*** RECORDS FOR PROCESSING Section Begins ***
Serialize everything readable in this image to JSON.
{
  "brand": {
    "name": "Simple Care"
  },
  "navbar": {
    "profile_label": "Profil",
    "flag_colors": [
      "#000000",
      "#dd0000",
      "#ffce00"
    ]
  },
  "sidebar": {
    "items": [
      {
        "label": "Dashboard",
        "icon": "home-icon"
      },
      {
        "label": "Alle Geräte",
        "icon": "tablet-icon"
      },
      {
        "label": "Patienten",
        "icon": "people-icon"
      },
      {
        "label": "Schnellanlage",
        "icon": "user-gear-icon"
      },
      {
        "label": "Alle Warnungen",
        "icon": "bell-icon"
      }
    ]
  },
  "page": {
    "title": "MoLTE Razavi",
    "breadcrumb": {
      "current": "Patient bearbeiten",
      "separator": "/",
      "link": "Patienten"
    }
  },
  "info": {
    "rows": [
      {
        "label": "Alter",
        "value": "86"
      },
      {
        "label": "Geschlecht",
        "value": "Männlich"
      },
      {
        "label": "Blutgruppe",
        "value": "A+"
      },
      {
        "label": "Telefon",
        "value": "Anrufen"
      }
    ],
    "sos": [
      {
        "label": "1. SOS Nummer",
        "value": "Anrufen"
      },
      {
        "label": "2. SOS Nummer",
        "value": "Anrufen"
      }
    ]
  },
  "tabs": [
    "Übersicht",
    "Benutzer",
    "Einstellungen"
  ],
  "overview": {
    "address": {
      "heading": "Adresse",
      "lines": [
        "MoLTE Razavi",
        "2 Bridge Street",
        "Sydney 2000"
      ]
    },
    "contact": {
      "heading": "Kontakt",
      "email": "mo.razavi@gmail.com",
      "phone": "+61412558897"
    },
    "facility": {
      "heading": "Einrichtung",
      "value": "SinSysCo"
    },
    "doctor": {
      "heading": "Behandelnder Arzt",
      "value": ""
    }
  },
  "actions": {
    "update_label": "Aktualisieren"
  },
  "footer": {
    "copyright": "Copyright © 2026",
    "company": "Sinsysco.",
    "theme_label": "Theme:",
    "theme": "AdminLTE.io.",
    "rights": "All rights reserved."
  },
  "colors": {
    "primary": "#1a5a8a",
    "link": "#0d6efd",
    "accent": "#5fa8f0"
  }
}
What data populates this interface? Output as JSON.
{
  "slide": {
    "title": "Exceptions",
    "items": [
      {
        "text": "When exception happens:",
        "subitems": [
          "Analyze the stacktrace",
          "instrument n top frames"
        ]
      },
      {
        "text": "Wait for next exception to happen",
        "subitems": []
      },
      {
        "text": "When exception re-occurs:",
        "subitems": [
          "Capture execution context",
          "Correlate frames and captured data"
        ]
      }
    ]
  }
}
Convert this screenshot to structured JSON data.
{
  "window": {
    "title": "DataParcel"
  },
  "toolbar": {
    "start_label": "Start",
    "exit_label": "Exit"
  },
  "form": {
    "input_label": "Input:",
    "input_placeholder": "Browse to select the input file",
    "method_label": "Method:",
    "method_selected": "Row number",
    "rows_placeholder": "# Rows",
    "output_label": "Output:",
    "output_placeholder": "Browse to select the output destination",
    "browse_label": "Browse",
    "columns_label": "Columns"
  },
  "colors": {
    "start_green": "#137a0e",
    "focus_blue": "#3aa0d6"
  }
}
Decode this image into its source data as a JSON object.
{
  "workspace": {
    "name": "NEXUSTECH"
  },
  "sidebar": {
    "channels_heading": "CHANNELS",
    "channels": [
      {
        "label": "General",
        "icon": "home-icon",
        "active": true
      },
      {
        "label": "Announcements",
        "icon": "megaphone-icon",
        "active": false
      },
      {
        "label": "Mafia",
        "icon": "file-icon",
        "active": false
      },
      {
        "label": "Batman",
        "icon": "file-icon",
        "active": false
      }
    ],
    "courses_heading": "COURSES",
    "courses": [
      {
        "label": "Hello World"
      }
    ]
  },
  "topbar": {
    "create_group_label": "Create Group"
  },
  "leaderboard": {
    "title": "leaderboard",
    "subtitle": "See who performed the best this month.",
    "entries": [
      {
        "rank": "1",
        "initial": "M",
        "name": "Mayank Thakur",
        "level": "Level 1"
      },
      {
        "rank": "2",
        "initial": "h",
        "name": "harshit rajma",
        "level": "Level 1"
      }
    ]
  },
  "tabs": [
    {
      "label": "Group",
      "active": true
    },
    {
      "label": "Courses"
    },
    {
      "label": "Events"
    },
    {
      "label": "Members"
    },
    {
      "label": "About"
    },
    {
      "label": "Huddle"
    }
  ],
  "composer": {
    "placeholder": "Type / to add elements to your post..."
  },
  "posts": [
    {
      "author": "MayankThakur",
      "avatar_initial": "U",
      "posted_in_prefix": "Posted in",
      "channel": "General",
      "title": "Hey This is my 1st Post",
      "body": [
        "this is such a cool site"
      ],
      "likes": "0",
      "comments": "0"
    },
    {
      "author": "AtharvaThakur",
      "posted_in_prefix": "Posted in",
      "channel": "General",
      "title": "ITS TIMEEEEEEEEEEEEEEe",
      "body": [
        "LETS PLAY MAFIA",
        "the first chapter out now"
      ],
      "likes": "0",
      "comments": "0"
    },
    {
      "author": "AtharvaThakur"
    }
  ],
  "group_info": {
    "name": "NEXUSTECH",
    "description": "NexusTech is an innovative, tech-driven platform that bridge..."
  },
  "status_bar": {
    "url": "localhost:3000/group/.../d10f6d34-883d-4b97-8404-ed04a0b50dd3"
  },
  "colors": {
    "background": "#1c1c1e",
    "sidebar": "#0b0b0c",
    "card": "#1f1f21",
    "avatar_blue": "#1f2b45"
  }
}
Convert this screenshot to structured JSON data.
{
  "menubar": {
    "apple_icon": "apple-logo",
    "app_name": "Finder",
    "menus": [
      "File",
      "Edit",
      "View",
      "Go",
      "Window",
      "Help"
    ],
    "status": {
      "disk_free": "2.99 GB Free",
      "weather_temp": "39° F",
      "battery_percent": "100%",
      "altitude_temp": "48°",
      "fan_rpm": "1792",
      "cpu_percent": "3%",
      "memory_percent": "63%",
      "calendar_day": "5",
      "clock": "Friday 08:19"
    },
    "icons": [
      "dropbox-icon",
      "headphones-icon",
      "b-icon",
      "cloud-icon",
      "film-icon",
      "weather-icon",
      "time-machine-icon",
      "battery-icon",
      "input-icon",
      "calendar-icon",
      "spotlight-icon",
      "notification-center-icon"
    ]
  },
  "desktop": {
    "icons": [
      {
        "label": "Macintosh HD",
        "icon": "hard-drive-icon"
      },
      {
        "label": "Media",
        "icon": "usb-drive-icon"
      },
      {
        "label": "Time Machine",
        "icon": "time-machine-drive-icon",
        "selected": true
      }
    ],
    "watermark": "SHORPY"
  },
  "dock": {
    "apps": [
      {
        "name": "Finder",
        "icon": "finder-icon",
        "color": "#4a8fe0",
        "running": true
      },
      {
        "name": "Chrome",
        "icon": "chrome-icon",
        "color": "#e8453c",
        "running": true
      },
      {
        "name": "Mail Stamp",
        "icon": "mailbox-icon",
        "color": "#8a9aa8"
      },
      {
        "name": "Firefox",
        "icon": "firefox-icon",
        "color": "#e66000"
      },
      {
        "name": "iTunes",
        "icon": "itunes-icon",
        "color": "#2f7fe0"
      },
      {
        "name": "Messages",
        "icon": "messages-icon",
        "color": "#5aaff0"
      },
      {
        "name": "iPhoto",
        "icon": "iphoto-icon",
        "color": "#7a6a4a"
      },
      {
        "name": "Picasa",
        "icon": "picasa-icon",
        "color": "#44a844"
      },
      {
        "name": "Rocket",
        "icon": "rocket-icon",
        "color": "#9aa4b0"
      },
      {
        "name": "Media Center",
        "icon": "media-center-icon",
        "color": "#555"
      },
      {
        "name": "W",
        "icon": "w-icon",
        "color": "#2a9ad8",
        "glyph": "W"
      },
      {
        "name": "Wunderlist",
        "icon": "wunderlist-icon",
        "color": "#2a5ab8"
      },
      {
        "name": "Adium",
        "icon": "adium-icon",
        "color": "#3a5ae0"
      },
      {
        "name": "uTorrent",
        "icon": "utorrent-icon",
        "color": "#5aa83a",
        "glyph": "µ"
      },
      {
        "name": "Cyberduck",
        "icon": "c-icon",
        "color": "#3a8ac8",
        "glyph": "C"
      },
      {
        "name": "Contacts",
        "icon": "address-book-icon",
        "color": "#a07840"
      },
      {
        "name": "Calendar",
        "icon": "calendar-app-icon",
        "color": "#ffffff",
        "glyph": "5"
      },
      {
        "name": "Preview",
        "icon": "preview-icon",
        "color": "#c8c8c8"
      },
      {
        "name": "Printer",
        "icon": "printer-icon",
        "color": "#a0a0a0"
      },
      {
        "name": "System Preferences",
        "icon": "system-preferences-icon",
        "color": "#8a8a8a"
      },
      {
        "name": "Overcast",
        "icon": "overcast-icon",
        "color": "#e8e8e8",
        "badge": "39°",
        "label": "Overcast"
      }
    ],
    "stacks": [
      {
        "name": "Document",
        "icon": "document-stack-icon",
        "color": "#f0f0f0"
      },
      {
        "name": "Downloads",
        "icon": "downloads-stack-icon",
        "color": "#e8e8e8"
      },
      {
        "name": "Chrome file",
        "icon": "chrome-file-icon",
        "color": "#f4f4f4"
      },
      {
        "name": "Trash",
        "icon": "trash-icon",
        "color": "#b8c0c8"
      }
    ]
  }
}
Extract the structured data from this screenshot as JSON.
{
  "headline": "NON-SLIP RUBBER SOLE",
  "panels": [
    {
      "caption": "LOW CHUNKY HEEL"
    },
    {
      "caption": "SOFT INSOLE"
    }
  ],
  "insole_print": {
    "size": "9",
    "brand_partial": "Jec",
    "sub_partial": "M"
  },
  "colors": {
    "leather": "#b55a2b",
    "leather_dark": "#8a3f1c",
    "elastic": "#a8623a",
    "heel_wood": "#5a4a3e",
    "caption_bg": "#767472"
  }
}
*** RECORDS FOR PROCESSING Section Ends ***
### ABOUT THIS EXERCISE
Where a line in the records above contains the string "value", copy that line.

### RESPONSE
        "value": "86"
        "value": "Männlich"
        "value": "A+"
        "value": "Anrufen"
        "value": "Anrufen"
        "value": "Anrufen"
      "value": "SinSysCo"
      "value": ""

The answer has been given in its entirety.